Viva Piñata: Trouble in Paradise
There was a time when Rare ruled the video game world. With a library stretching all the way back to 1983, the idea factory behind Donkey Kong Country, Golden Eye and Conker’s Bad Fur Day hasn’t done much with the current generation of consoles save for a mediocre update to the Perfect Dark name and a platformer that fell fairly flat on the Xbox 360’s launch day in 2005.
The only inkling of Rare’s once-renowned pool of creativity came with Viva Piñata. A garden simulation based on a Saturday morning cartoon, Viva Piñata combined the gotta’ catch ‘em all mantra of Pokemon with the Future Farmers of America attitude of Harvest Moon to create a title that drew casual gamers and OCD-ridden players alike.

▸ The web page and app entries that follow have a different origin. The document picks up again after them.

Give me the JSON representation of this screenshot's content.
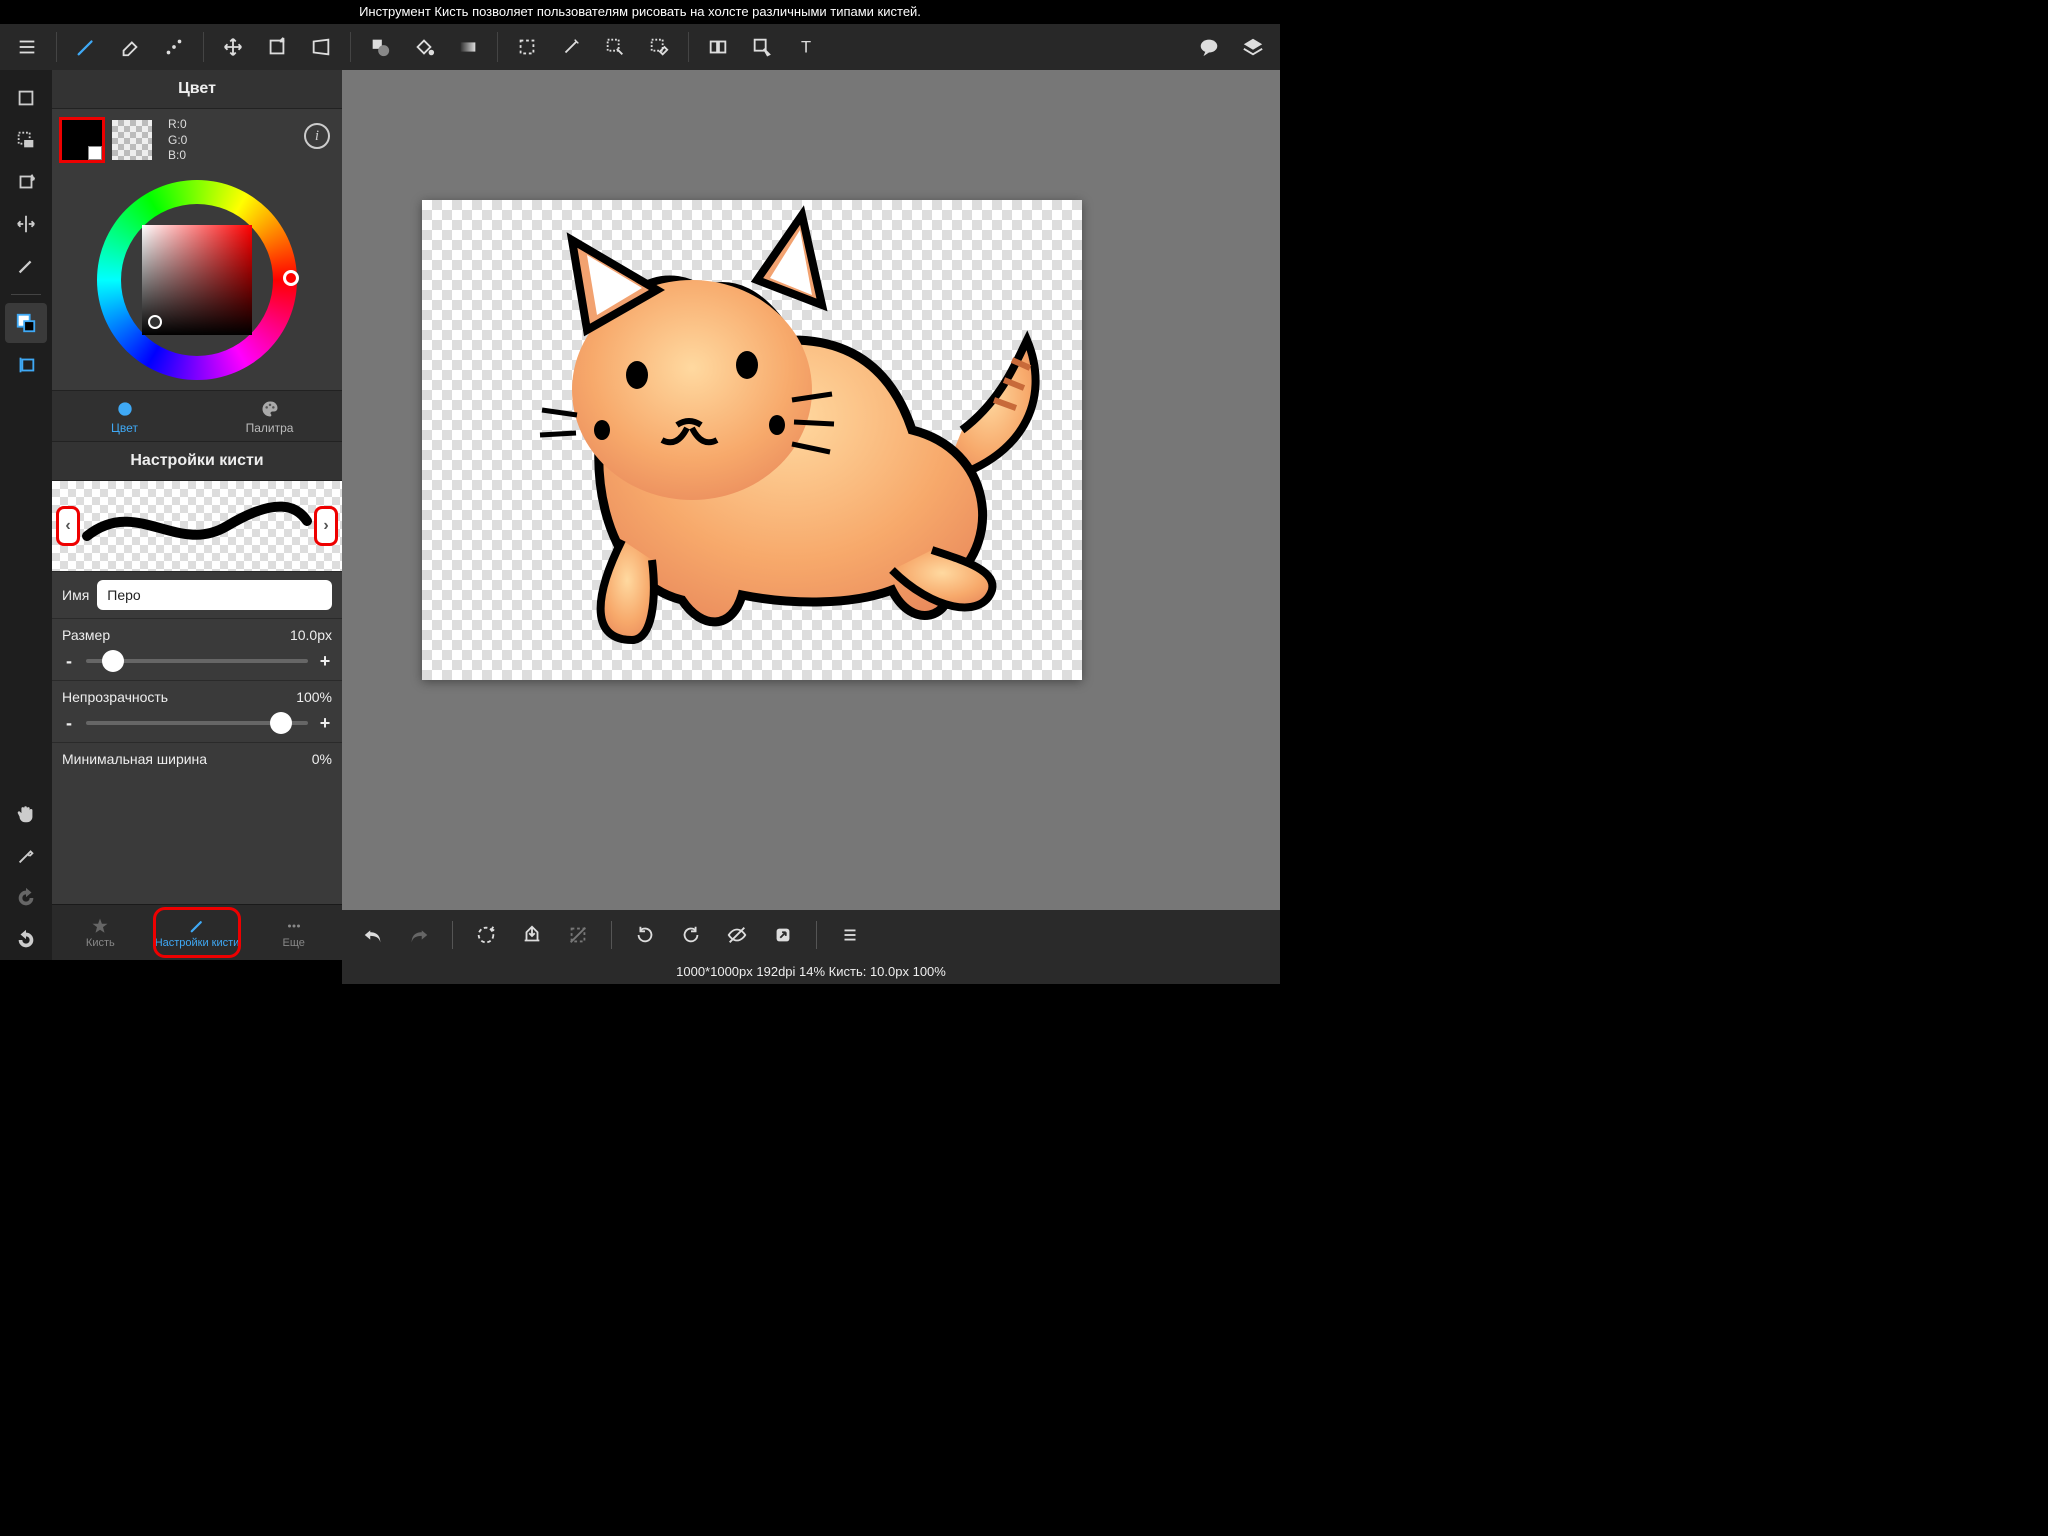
{
  "infobar": "Инструмент Кисть позволяет пользователям рисовать на холсте различными типами кистей.",
  "toolbar": {
    "icons": [
      "menu",
      "brush",
      "eraser",
      "fx-brush",
      "move",
      "transform",
      "free-transform",
      "shape",
      "bucket",
      "gradient",
      "select-rect",
      "magic-wand",
      "heal",
      "select-eraser",
      "crop",
      "pointer",
      "text",
      "chat",
      "layers"
    ]
  },
  "rail": {
    "icons": [
      "screen",
      "select-stack",
      "rotate-canvas",
      "flip",
      "edit-tool",
      "overlap-color",
      "guides"
    ],
    "lower": [
      "hand",
      "eyedropper",
      "redo",
      "undo"
    ]
  },
  "color_panel": {
    "title": "Цвет",
    "r_label": "R:0",
    "g_label": "G:0",
    "b_label": "B:0",
    "tab_color": "Цвет",
    "tab_palette": "Палитра"
  },
  "brush_panel": {
    "title": "Настройки кисти",
    "name_label": "Имя",
    "name_value": "Перо",
    "size_label": "Размер",
    "size_value": "10.0px",
    "size_pct": 12,
    "opacity_label": "Непрозрачность",
    "opacity_value": "100%",
    "opacity_pct": 88,
    "minwidth_label": "Минимальная ширина",
    "minwidth_value": "0%"
  },
  "panel_tabs": {
    "brush": "Кисть",
    "settings": "Настройки кисти",
    "more": "Еще"
  },
  "statusbar": "1000*1000px 192dpi 14% Кисть: 10.0px 100%"
}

Viva Piñata: Trouble in Paradise comes two years later as the follow-up all twelve original fans were waiting for. Featuring the same colorful, lively take on the simulation genre as it’s predecessor, Trouble in Paradise touts itself as a true sequel but instead comes off as nothing more than a candy-coated copy, a reminder that Rare’s golden touch is long gone.

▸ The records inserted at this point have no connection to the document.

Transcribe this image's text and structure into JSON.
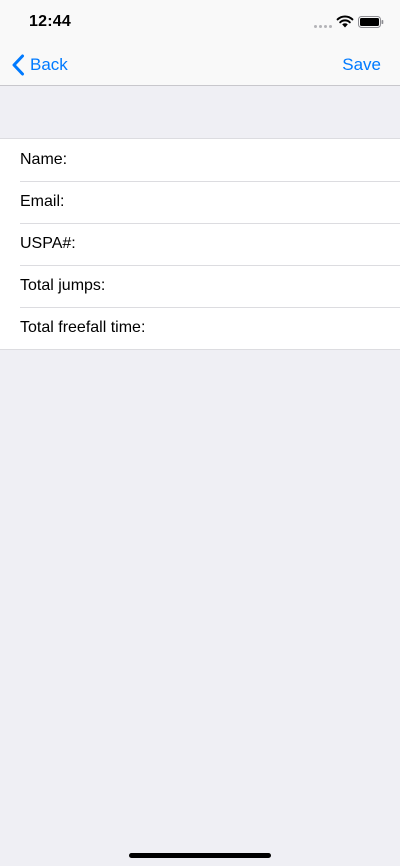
{
  "status_bar": {
    "time": "12:44"
  },
  "nav": {
    "back_label": "Back",
    "save_label": "Save"
  },
  "form": {
    "fields": [
      {
        "label": "Name:"
      },
      {
        "label": "Email:"
      },
      {
        "label": "USPA#:"
      },
      {
        "label": "Total jumps:"
      },
      {
        "label": "Total freefall time:"
      }
    ]
  },
  "colors": {
    "accent": "#007aff",
    "background": "#efeff4",
    "row_background": "#ffffff"
  },
  "icons": {
    "back": "chevron-left-icon",
    "wifi": "wifi-icon",
    "battery": "battery-icon"
  }
}
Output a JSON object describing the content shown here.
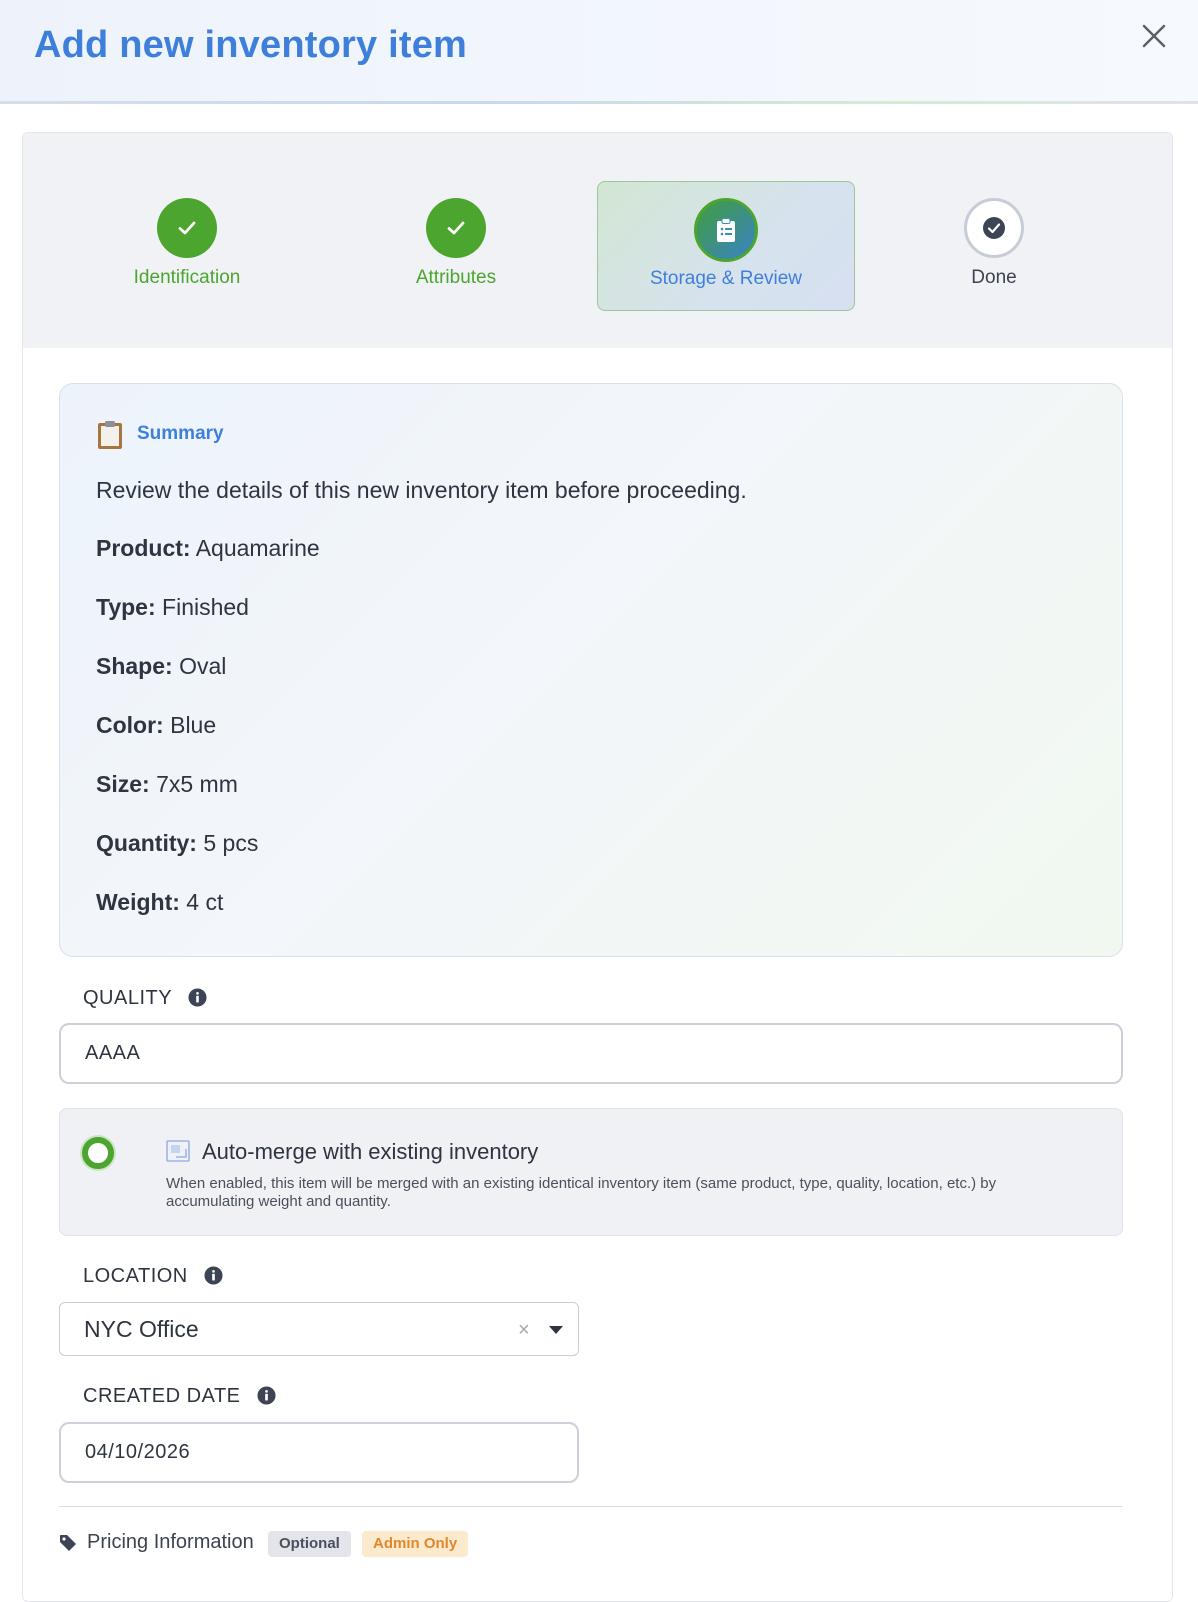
{
  "header": {
    "title": "Add new inventory item"
  },
  "stepper": {
    "steps": [
      {
        "label": "Identification",
        "state": "complete"
      },
      {
        "label": "Attributes",
        "state": "complete"
      },
      {
        "label": "Storage & Review",
        "state": "active"
      },
      {
        "label": "Done",
        "state": "pending"
      }
    ]
  },
  "summary": {
    "heading": "Summary",
    "intro": "Review the details of this new inventory item before proceeding.",
    "fields": [
      {
        "label": "Product:",
        "value": "Aquamarine"
      },
      {
        "label": "Type:",
        "value": "Finished"
      },
      {
        "label": "Shape:",
        "value": "Oval"
      },
      {
        "label": "Color:",
        "value": "Blue"
      },
      {
        "label": "Size:",
        "value": "7x5 mm"
      },
      {
        "label": "Quantity:",
        "value": "5 pcs"
      },
      {
        "label": "Weight:",
        "value": "4 ct"
      }
    ]
  },
  "quality": {
    "label": "QUALITY",
    "value": "AAAA"
  },
  "auto_merge": {
    "title": "Auto-merge with existing inventory",
    "description": "When enabled, this item will be merged with an existing identical inventory item (same product, type, quality, location, etc.) by accumulating weight and quantity.",
    "enabled": true
  },
  "location": {
    "label": "LOCATION",
    "value": "NYC Office",
    "clear_glyph": "×"
  },
  "created_date": {
    "label": "CREATED DATE",
    "value": "04/10/2026"
  },
  "pricing": {
    "label": "Pricing Information",
    "badges": [
      "Optional",
      "Admin Only"
    ]
  },
  "colors": {
    "primary": "#3f7fdc",
    "success": "#4ca52e",
    "admin_badge_text": "#e0872d"
  },
  "icons": {
    "close": "close-icon",
    "check": "check-icon",
    "clipboard": "clipboard-icon",
    "info": "info-icon",
    "merge": "merge-icon",
    "tag": "tag-icon",
    "caret": "chevron-down-icon"
  }
}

“Trouble in Paradise touts itself as a true sequel but instead comes off as nothing more than a candy-coated copy.”The Viva Piñata series incorporates a number of different gameplay elements, but really just boils down to being a larger scale version of a virtual pet. Players are given the freedom to mold the world around them in hopes of attracting wild piñatas, who then can be tamed, decorated, bred, or sold for profit. Trouble in Paradise does nothing to deter from this concept, but instead adds gameplay quirks that begrudgingly nudge the player towards a particular end.
Rare has camouflaged gameplay stalls as “exciting new features” with Trouble in Paradise, tacking on an extremely simple plot as a basis for the additions. In a nutshell, the database of all piñatas has been deleted, and it is up to the player to collect the island’s inhabitants in the name of science. The lead-in story isn’t bad in itself, as plot shouldn’t be a major point with a game of this type, but instead of being treated as a jumping point for a new take on the structure of the series it instead results in two forgettable feature additions: piñata games and piñata goals.
Piñata Games is a new feature that borrows from the lackluster fill-in title Viva Piñata: Party Animals. Players are given the chance to pit their pets against competitor pinatas in judging contests and races, which in itself sounds like a noteworthy add-on. Unfortunately, this mode is completely unfulfilling and in the end is nothing more than a distraction from the rest of the game.
Piñata goals come from the vendor Langston, one of the many colorful characters who inhabit the world of Viva Piñata. Speaking with Langston opens a number of challenges the player can take on, and completing said challenges results in achievements and cash. Unfortunately, every challenge is exactly the same: Tame a particular piñata, feed it enough candy to make it happy, and then ship it out. Wash, rinse, repeat until you’ve cycled through the entire bestiary.
Neither mode is particularly bad in any sense, they’re just unnecessary and fail to pull attention away from the beef of the game. While Langston’s challenges press players to capture particular types of piñatas, it feels like a prodding poke in a particular direction when Trouble in Paradise tends to work better as a free-flowing experiment in animal husbandry.
Unfortunately, while the concept behind luring piñatas into one’s garden hasn’t changed much, Rare managed to add yet more unnecessary elements to an already acceptable system.
One of the major selling points for Trouble in Paradise was the addition of winter and desert environments, as well as animals particularly suited to said surroundings. While Rare did deliver on this new feature, the implementation of icy and sandy climates leaves much to be desired.
“The implementation of icy and sandy climates leaves much to be desired.”To find piñatas of certain mediums players must trek to wholly different areas and lay traps. Should a trap capture a particular piñata, players then mail the mobile prison to themselves and release the untamed animal in the main garden. Aside from being tedious and systematic to a fault, this mechanic goes far beyond frustrating as traps don’t work half the time and end up being a colossal waste of money. This addition ends up over complicating a very simple premise, breaking players away from the main garden and more-than-not resulting in a broken trap and no piñata to show for it.
The remainder of Trouble in Paradise remains unchanged from the first Viva Piñata. The original stock of piñatas return along with 28 additions, more items and plants are available as players move up the ladder, and new co-op and “Just For Fun” modes are a pleasant addition but don’t do much to draw attention away from the game’s main mode. A complete re-hash of the previous game’s character dialogue only detracts from the idea that this is anything more than a disc of downloadables.
Like many sequels, Viva Piñata: Trouble in Paradise excels at adding additional content to an already workable premise, but fails at properly expanding on the core experience beyond the original. While a smattering of new features were added along with a heaping helping of new piñatas to sight, tame and mate, I feel like I’m playing the exact same game I invested 80+ hours into two years ago.